By Bill Frey and Chuck Huff

Here we provide some helpful hints for leading discussions of ethics cases. These are geared primarily for those who have never approached the task before, but there is enough detail that experienced hands might want at least to skim the headers and dip in where appropriate. We organize this essay by a series of short admonitions, each backed up with commentary.

The following links will take you to various pieces of advice, some being extensive.

Structure the discussion of a case by providing students a framework for analysis.

Intertwine your lecture with case discussion by means of meta-comments.

Don't turn the discussion into a lecture.

Give students time to think about their responses.

Be prepared for students to ask you what you would do if you were in this situation.

Be prepared to have students ask you what the right answer is in this situation.

Let students disagree (heck, beg them to disagree), but insist that they be reasonable.

Don't get stuck in just one way of discussing cases.

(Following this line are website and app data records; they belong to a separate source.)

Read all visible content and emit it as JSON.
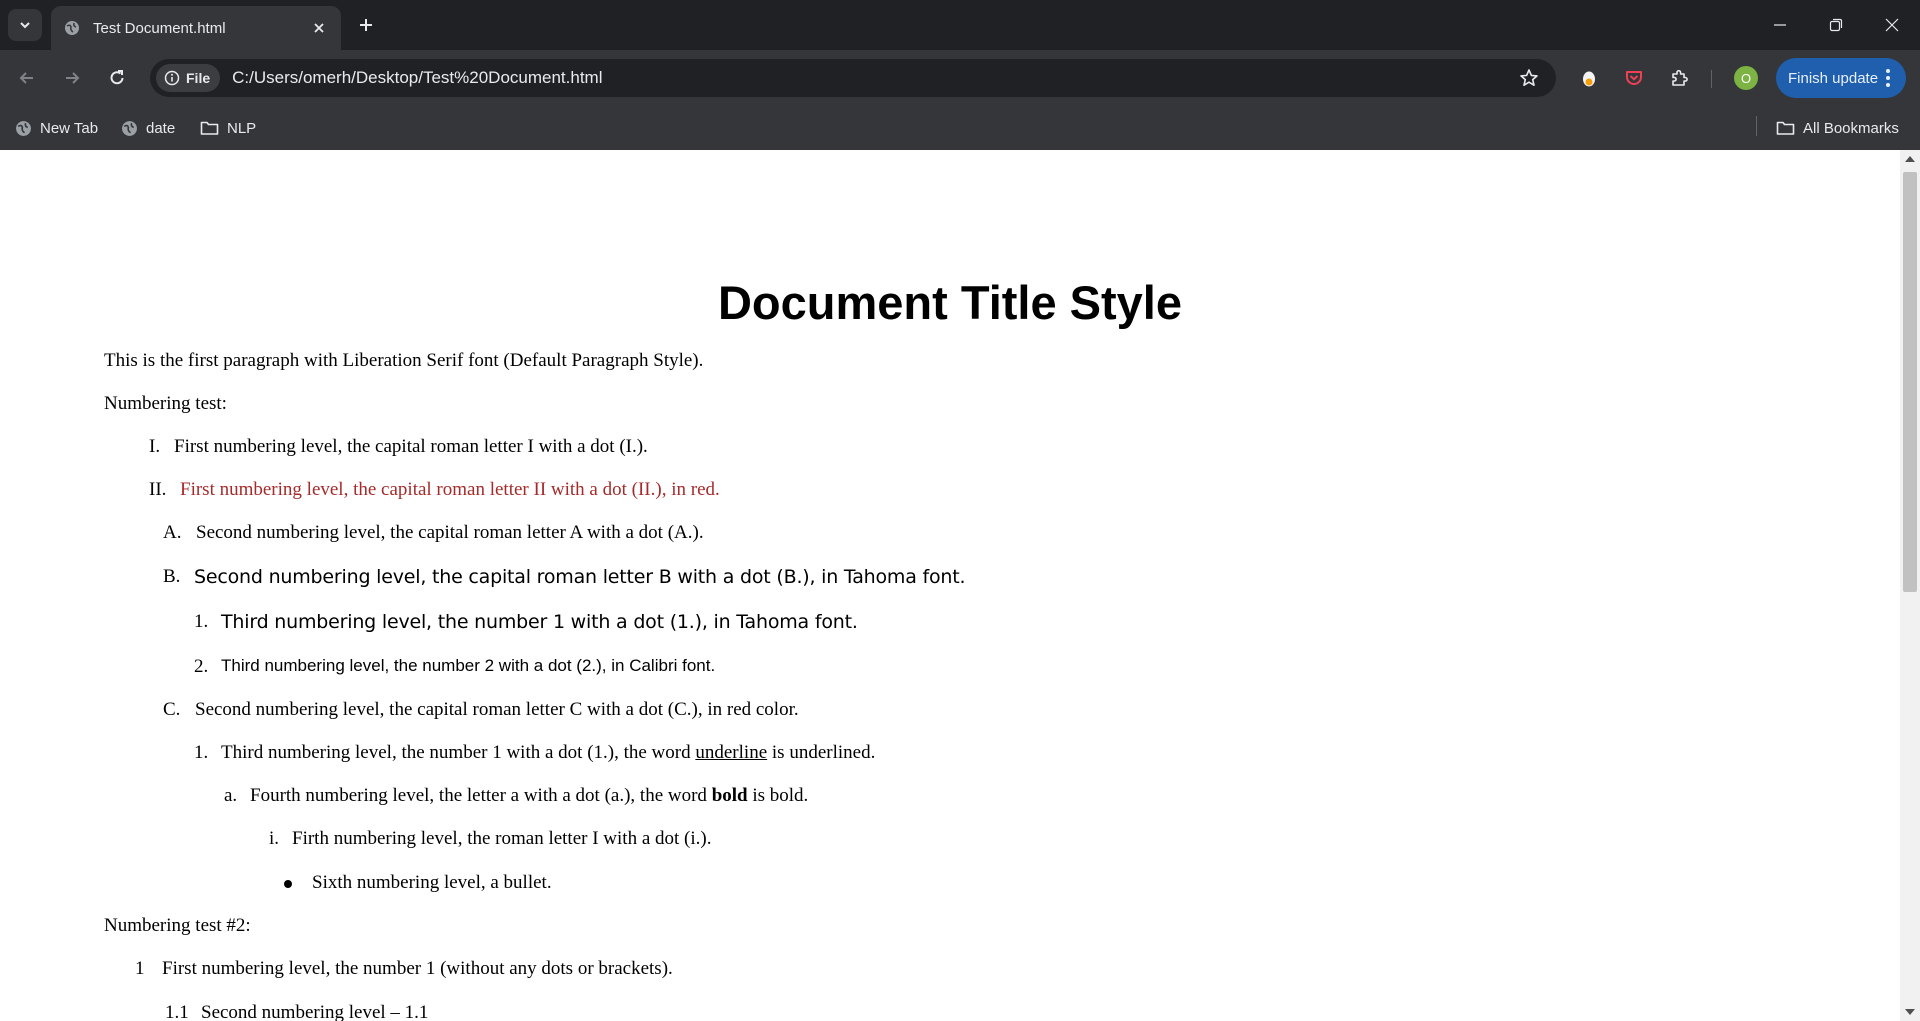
{
  "browser": {
    "tab_title": "Test Document.html",
    "site_chip_label": "File",
    "url": "C:/Users/omerh/Desktop/Test%20Document.html",
    "avatar_initial": "O",
    "finish_update_label": "Finish update",
    "colors": {
      "frame": "#202124",
      "toolbar": "#35363a",
      "accent": "#1f5fae"
    }
  },
  "bookmarks": {
    "items": [
      {
        "label": "New Tab",
        "icon": "globe-icon"
      },
      {
        "label": "date",
        "icon": "globe-icon"
      },
      {
        "label": "NLP",
        "icon": "folder-icon"
      }
    ],
    "all_bookmarks_label": "All Bookmarks"
  },
  "document": {
    "title": "Document Title Style",
    "intro": "This is the first paragraph with Liberation Serif font (Default Paragraph Style).",
    "numbering_test_label": "Numbering test:",
    "items": [
      {
        "marker": "I.",
        "text": "First numbering level, the capital roman letter I with a dot (I.)."
      },
      {
        "marker": "II.",
        "text": "First numbering level, the capital roman letter II with a dot (II.), in red."
      },
      {
        "marker": "A.",
        "text": "Second numbering level, the capital roman letter A with a dot (A.)."
      },
      {
        "marker": "B.",
        "text": "Second numbering level, the capital roman letter B with a dot (B.), in Tahoma font."
      },
      {
        "marker": "1.",
        "text": "Third numbering level, the number 1 with a dot (1.), in Tahoma font."
      },
      {
        "marker": "2.",
        "text": "Third numbering level, the number 2 with a dot (2.), in Calibri font."
      },
      {
        "marker": "C.",
        "text": "Second numbering level, the capital roman letter C with a dot (C.), in red color."
      },
      {
        "marker": "1.",
        "text_before": "Third numbering level, the number 1 with a dot (1.), the word ",
        "emph": "underline",
        "text_after": " is underlined."
      },
      {
        "marker": "a.",
        "text_before": "Fourth numbering level, the letter a with a dot (a.), the word ",
        "emph": "bold",
        "text_after": " is bold."
      },
      {
        "marker": "i.",
        "text": "Firth numbering level, the roman letter I with a dot (i.)."
      },
      {
        "marker": "",
        "text": "Sixth numbering level, a bullet."
      }
    ],
    "numbering_test2_label": "Numbering test #2:",
    "items2": [
      {
        "marker": "1",
        "text": "First numbering level, the number 1 (without any dots or brackets)."
      },
      {
        "marker": "1.1",
        "text": "Second numbering level – 1.1"
      }
    ]
  }
}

Don't get stuck using just one type of case.

Conclusion: Have Fun!